Automation, machine learning, AI and a host of technological advances have brought about a raging debate on the future of work and its impact on employment and jobs.
Are we going to be replaced by robots and AI?
Will this industrial revolution 4.0 bring about mass unemployment?
Will jobs change in scope and nature?
Here’s a couple of links on this debate:
Across businesses all over leaders are grappling with the rapid development of technology and its increasing usage in work trying to figure out how to manage business operations with disruption knocking on the doors and innovation becoming a necessity. In this milieu automation and AI are impacting all industries.
Couple that with being pre-occupied with culture development, employee engagement, customer satisfaction scores and own leadership capabilities, and one can see how much todays leaders have on their plates!
So what can leaders do?
In the past two weeks I had the good fortune of attending a couple of closed-door sessions discussing innovation, disruption, automation, AI and future of work.

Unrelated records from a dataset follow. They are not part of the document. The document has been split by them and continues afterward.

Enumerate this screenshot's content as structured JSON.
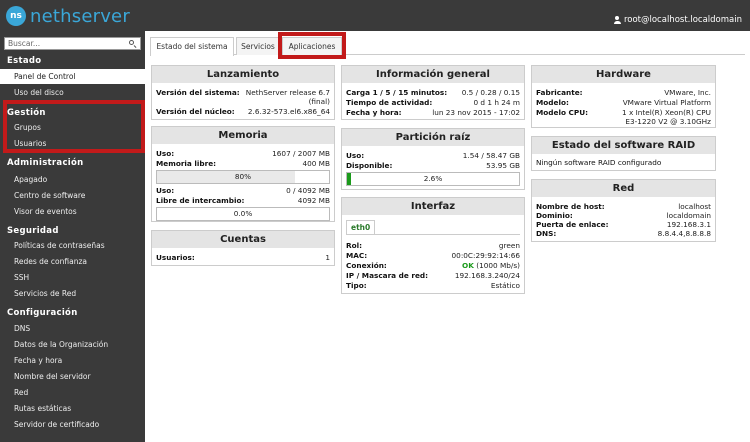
{
  "header": {
    "brand": "nethserver",
    "brand_mark": "ns",
    "user": "root@localhost.localdomain"
  },
  "sidebar": {
    "search_placeholder": "Buscar...",
    "sections": [
      {
        "title": "Estado",
        "items": [
          "Panel de Control",
          "Uso del disco"
        ]
      },
      {
        "title": "Gestión",
        "items": [
          "Grupos",
          "Usuarios"
        ]
      },
      {
        "title": "Administración",
        "items": [
          "Apagado",
          "Centro de software",
          "Visor de eventos"
        ]
      },
      {
        "title": "Seguridad",
        "items": [
          "Políticas de contraseñas",
          "Redes de confianza",
          "SSH",
          "Servicios de Red"
        ]
      },
      {
        "title": "Configuración",
        "items": [
          "DNS",
          "Datos de la Organización",
          "Fecha y hora",
          "Nombre del servidor",
          "Red",
          "Rutas estáticas",
          "Servidor de certificado"
        ]
      }
    ]
  },
  "tabs": [
    "Estado del sistema",
    "Servicios",
    "Aplicaciones"
  ],
  "lanzamiento": {
    "title": "Lanzamiento",
    "version_label": "Versión del sistema:",
    "version_value_1": "NethServer release 6.7",
    "version_value_2": "(final)",
    "kernel_label": "Versión del núcleo:",
    "kernel_value": "2.6.32-573.el6.x86_64"
  },
  "memoria": {
    "title": "Memoria",
    "uso_label": "Uso:",
    "uso_value": "1607 / 2007 MB",
    "libre_label": "Memoria libre:",
    "libre_value": "400 MB",
    "mem_percent": 80,
    "mem_bar_label": "80%",
    "swap_uso_label": "Uso:",
    "swap_uso_value": "0 / 4092 MB",
    "swap_libre_label": "Libre de intercambio:",
    "swap_libre_value": "4092 MB",
    "swap_percent": 0,
    "swap_bar_label": "0.0%"
  },
  "cuentas": {
    "title": "Cuentas",
    "usuarios_label": "Usuarios:",
    "usuarios_value": "1"
  },
  "info": {
    "title": "Información general",
    "carga_label": "Carga 1 / 5 / 15 minutos:",
    "carga_value": "0.5 / 0.28 / 0.15",
    "tiempo_label": "Tiempo de actividad:",
    "tiempo_value": "0 d 1 h 24 m",
    "fecha_label": "Fecha y hora:",
    "fecha_value": "lun 23 nov 2015 - 17:02"
  },
  "particion": {
    "title": "Partición raíz",
    "uso_label": "Uso:",
    "uso_value": "1.54 / 58.47 GB",
    "disp_label": "Disponible:",
    "disp_value": "53.95 GB",
    "disk_percent": 2.6,
    "disk_bar_label": "2.6%"
  },
  "interfaz": {
    "title": "Interfaz",
    "tab": "eth0",
    "rol_label": "Rol:",
    "rol_value": "green",
    "mac_label": "MAC:",
    "mac_value": "00:0C:29:92:14:66",
    "conexion_label": "Conexión:",
    "conexion_ok": "OK",
    "conexion_speed": "(1000 Mb/s)",
    "ip_label": "IP / Mascara de red:",
    "ip_value": "192.168.3.240/24",
    "tipo_label": "Tipo:",
    "tipo_value": "Estático"
  },
  "hardware": {
    "title": "Hardware",
    "fab_label": "Fabricante:",
    "fab_value": "VMware, Inc.",
    "modelo_label": "Modelo:",
    "modelo_value": "VMware Virtual Platform",
    "cpu_label": "Modelo CPU:",
    "cpu_value_1": "1 x Intel(R) Xeon(R) CPU",
    "cpu_value_2": "E3-1220 V2 @ 3.10GHz"
  },
  "raid": {
    "title": "Estado del software RAID",
    "text": "Ningún software RAID configurado"
  },
  "red": {
    "title": "Red",
    "host_label": "Nombre de host:",
    "host_value": "localhost",
    "dom_label": "Dominio:",
    "dom_value": "localdomain",
    "gw_label": "Puerta de enlace:",
    "gw_value": "192.168.3.1",
    "dns_label": "DNS:",
    "dns_value": "8.8.4.4,8.8.8.8"
  },
  "colors": {
    "accent": "#3aa7d8",
    "highlight": "#c21a1a",
    "mem_fill": "#e9e9e9",
    "disk_fill": "#1b9a1b"
  }
}
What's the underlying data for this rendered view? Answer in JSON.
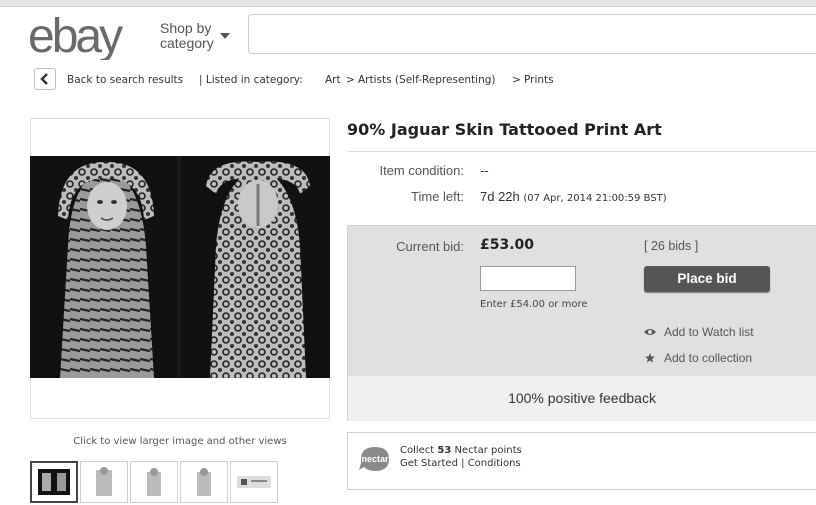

My top three[i] key learnings were:
- Businesses need to acknowledge the reality which is the impact of technological advances and identify the areas they are being impacted.
- This is very important in order for CEOs to have clarity on their technology strategy and be able to communicate that clearly to the organization.
- The Economist and Hays survey shows that CEOs believe entire job categories will not be affected but specific tasks would be. This in turn would affect certain groups of employees and not all.
I believe these insights are significant.
With leadership being in the spotlight and employee engagement a pressing need, being able to forecast the technologies required to undertake planned investment becomes an issue of sustainability for the future. Identifying and investing on technology is not an easy task. It depends on the organizations’ strategic direction and on its reputational strength in recovering the investment costs within a short period of time. Most importantly it depends on answering the WHAT—What will the technology improve or create that will add value to the organization.
Depending on the ability of the organization to scale up or be agile enough to pivot and change, if required, the choice of technology investment will directly impact employee engagement first and customer experience secondly. In turn these affect business viability.
Is your technology investment based on value creation or is it your annual IT budget?
It is a given that technology will continue to evolve probably even faster than it is currently. Therefore answering the question– What will the technology improve or create that will add value to the organization– is very important in the context of organizational purpose and the operating strategy.
Investment in technology can come either as a cost or a budgeted capital expenditure or identified as a facilitator in value creation. These are two different perspectives that impact business sustainability quite differently. The former has an expenditure mind-set and recovery will, probably, be an accounting procedure. The latter is based on a growth mind-set that rests on the organizational purpose and will see value creation and financial returns over time.
In discussions with CEOs of varied organizations one thing came across clearly— there is a lack of clarity on the route to undertake for this.
Is it to be looked at as an IT or Marketing or HR investment? Or is it something else altogether?
Such thinking is occurring due to the historical business models we are used to. Such investments were based on a historical need and risk evaluation and a financial cost-benefit analysis. And this scenario prevails because most CEOs’ have to deliver either quarterly or half-yearly numbers.
Such a model does not take into account a value creation approach.
A value creation approach is where the organizational purpose and the stakeholders’ experiences are taken as the foundation of evaluating what technology and how that technology will create or help improve current experiences and add value to the organizational purpose. That brings us back a full circle in understanding that creating a technology strategy it is not a what is available today that matters but it is what the stakeholders want tomorrow and how that would add distinctive value to the stakeholders and in turn to the organization.
In the midst of all the chaos arising from continuous change an organization that finds its guiding purpose and distinctive value creation, for its stakeholders, will clearly be able to identify the technological requirement of today and tomorrow and be able to put in place a phased execution plan covering the required investments, employee upskilling and returns from the use of technology.
 Automation, AI and The Future of Work—The Economist & Hays—for the Economist Corporate Network.
(Points are paraphrased with authorization).